“The other risk with us taking on MAO as our key engagement metric and frankly success metric for us in gaming, is that it can go down. The nice thing about us selling consoles is that you never really have a negative month in selling consoles. Your console installed base almost always goes up. But that’s not really a reflection of how healthy your ecosystem is.
“We focus on monthly active users because we know that those are gamers that are making a conscious choice to play our content, our games, our platform, our service, to go play games, and we want to gauge our success on how happy and engaged those costumers are.”
Spencer tried to justify how MAO may be a more accurate reflection of how well a console is doing versus its overall install base.
“It means we need to keep [our customers] happy. So we have some Live issues like we had in the last week, and that’s not great for our MAO count. We go a long stretch without great games on our platform? That will negatively impact MAO. It’s great that we’re seeing more engaged gamers on Xbox that we’ve ever had. We are incredibly proud of that, but we know we have a lot more work to do.
“So we picked this metric not to hide something, but I think we’re more exposed, by picking a number that actually shows how many people are really using our platform, using our service every month, and reporting that publicly.
“But we did that because we do think that for you, the press, for the gaming developing community who wants to know how many people they get to by building these games, and to the gamers themselves, that how many people we have playing our console, is the fundamental point of how we’re doing. This is the metric that we all should be looking at.”

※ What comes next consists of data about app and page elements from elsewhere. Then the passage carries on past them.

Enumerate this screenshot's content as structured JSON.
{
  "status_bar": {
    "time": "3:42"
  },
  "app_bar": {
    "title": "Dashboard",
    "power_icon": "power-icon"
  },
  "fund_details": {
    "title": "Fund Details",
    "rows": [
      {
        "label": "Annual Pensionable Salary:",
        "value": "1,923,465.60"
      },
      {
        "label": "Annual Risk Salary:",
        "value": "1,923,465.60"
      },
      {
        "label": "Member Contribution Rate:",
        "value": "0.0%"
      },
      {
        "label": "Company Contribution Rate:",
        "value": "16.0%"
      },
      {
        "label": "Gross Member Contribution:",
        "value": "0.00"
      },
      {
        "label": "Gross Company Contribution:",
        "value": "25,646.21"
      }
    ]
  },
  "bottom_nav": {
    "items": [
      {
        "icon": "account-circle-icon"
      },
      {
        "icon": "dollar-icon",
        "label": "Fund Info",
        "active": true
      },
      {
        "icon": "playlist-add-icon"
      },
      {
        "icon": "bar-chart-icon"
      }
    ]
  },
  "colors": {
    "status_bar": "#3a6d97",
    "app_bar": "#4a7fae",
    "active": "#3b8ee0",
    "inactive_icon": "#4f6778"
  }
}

In a sense, a lot of what he says does make sense, yes- and while I can understand Microsoft choosing to focus on MAO over LTD sales, what I cannot understand is why Microsoft chooses to ignore LTD sales numbers entirely- as a matter of fact, a combination of the two metrics together is probably going to provide the most accurate picture, rather than picking just one. Unfortunately, Microsoft’s insistence on not reporting hard sales numbers does give the impression that they are hiding sales numbers because of their relatively poor performance compared to the PS4.